An Impressive Pedigree: Nearly a century ago, horticulturist John McLaren took a leave of absence from overseeing San Francisco’s Golden Gate Park to come to Ashland to design Lithia Park. Back then, there were few trees in the canyon, providing a blank slate for McLaren to work with. He preferred to keep things as natural as possible, so for the site of the Japanese-style Garden he chose a gentle hillside toward the far end of the park. In 1916 he built the stone steps at the entrance and planted a few gingko trees. Over the next couple of years McLaren added the waterways, a tea house (which is long gone) and…that was about it.
Not much else happened in the Garden until the ’50s when a few more trees were planted, including the big magnolia. But after that, the area really got neglected. By the ’80s, the grounds were so overgrown with ivy that you wouldn’t even know there was supposed to be a Japanese Garden under there.
Then in 1983, thanks to a donation, park horticulturist Don Todt not only restored the Garden, but he improved upon it. The ivy was cleared, the waterways and paths were fixed up, and several new trees and shrubs were planted, including some stunning Japanese maples. Today, park horticulturist Anne Thayer is doing keeping the Garden as beautiful as it ever was. We’d like to think that John McLaren would be quite impressed with how it all turned out.
So happy spring…and see you in the park!

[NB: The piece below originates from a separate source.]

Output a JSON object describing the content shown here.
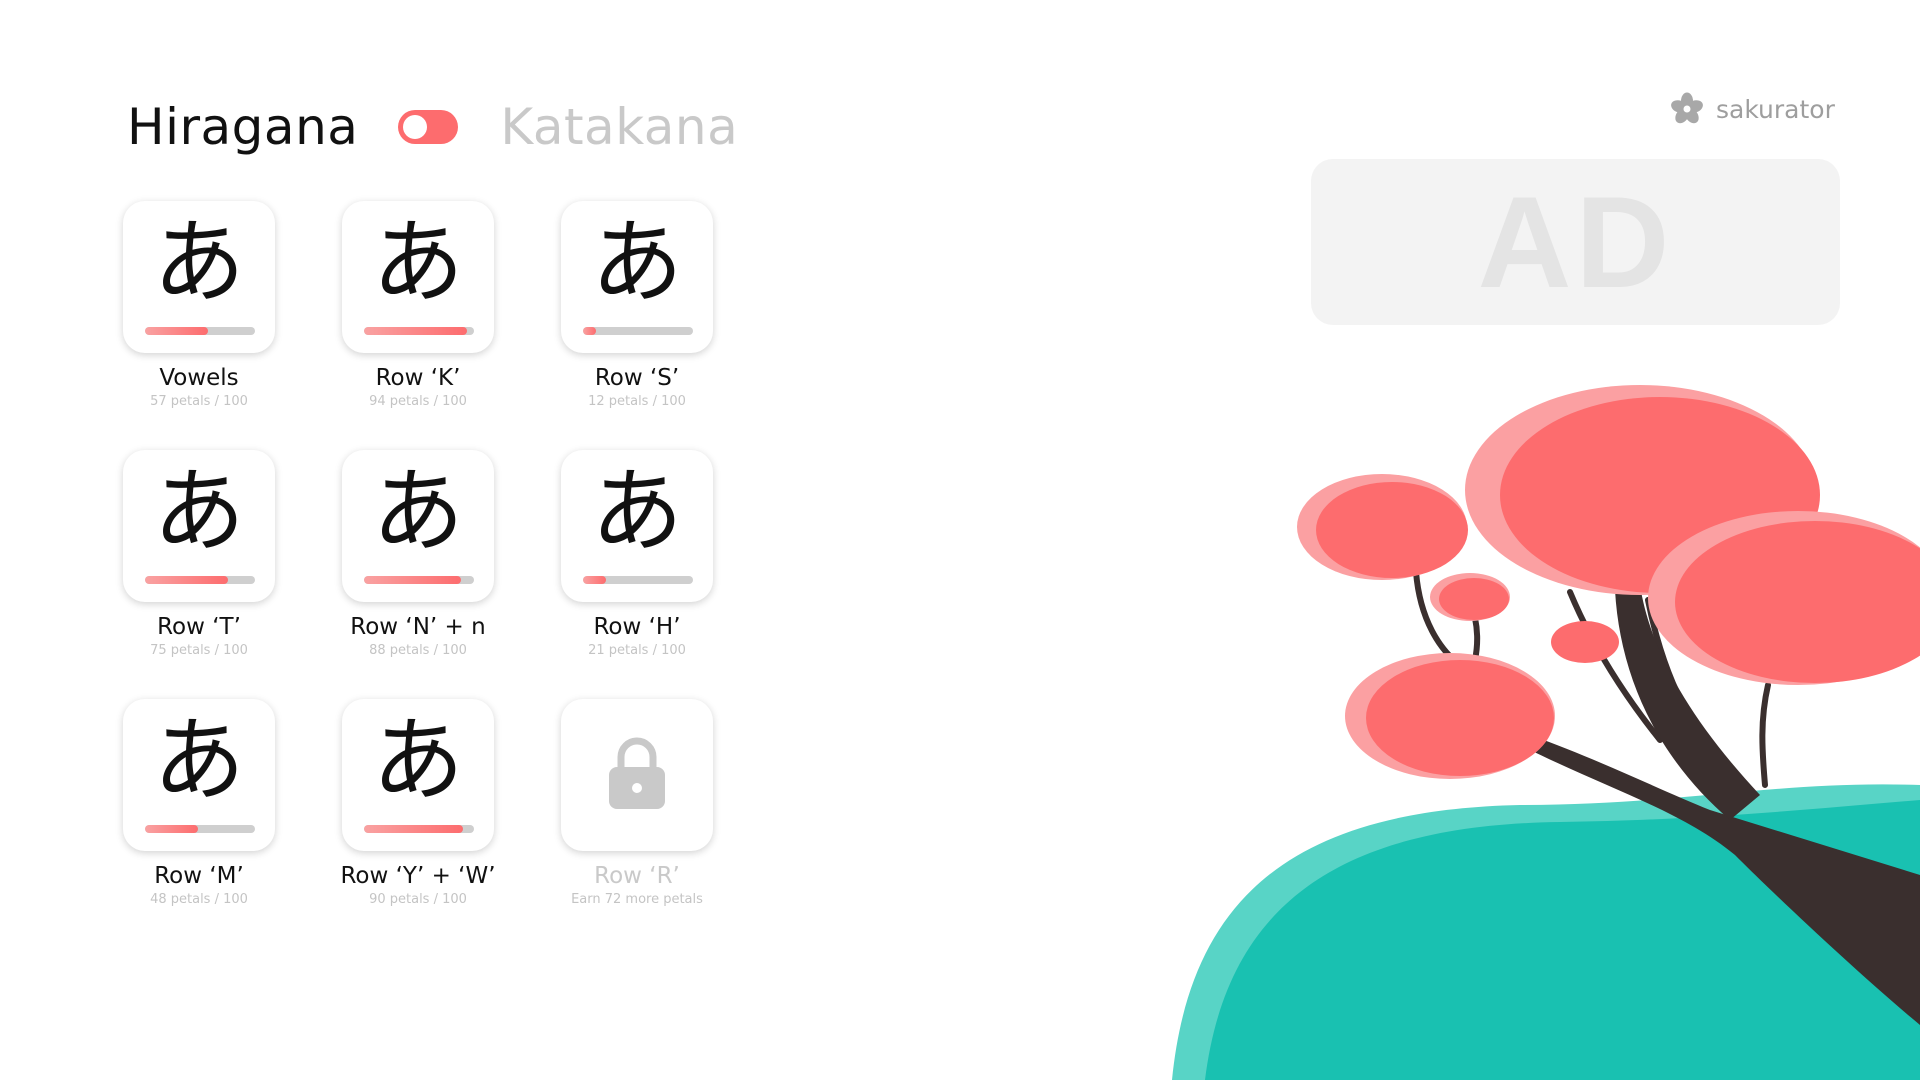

About NewmanImages: We are Jay and Sue Newman, two seasoned weekend wanderers who know where to find beauty in any direction from Ashland. You can find prints and greeting cards of the Japanese Garden in our booth at the Ashland Artisan Emporium in the Ashland Shopping Center on Highway 66. (Walk in, take a right, go to the 2nd row from the end, we’re the first booth on the right.)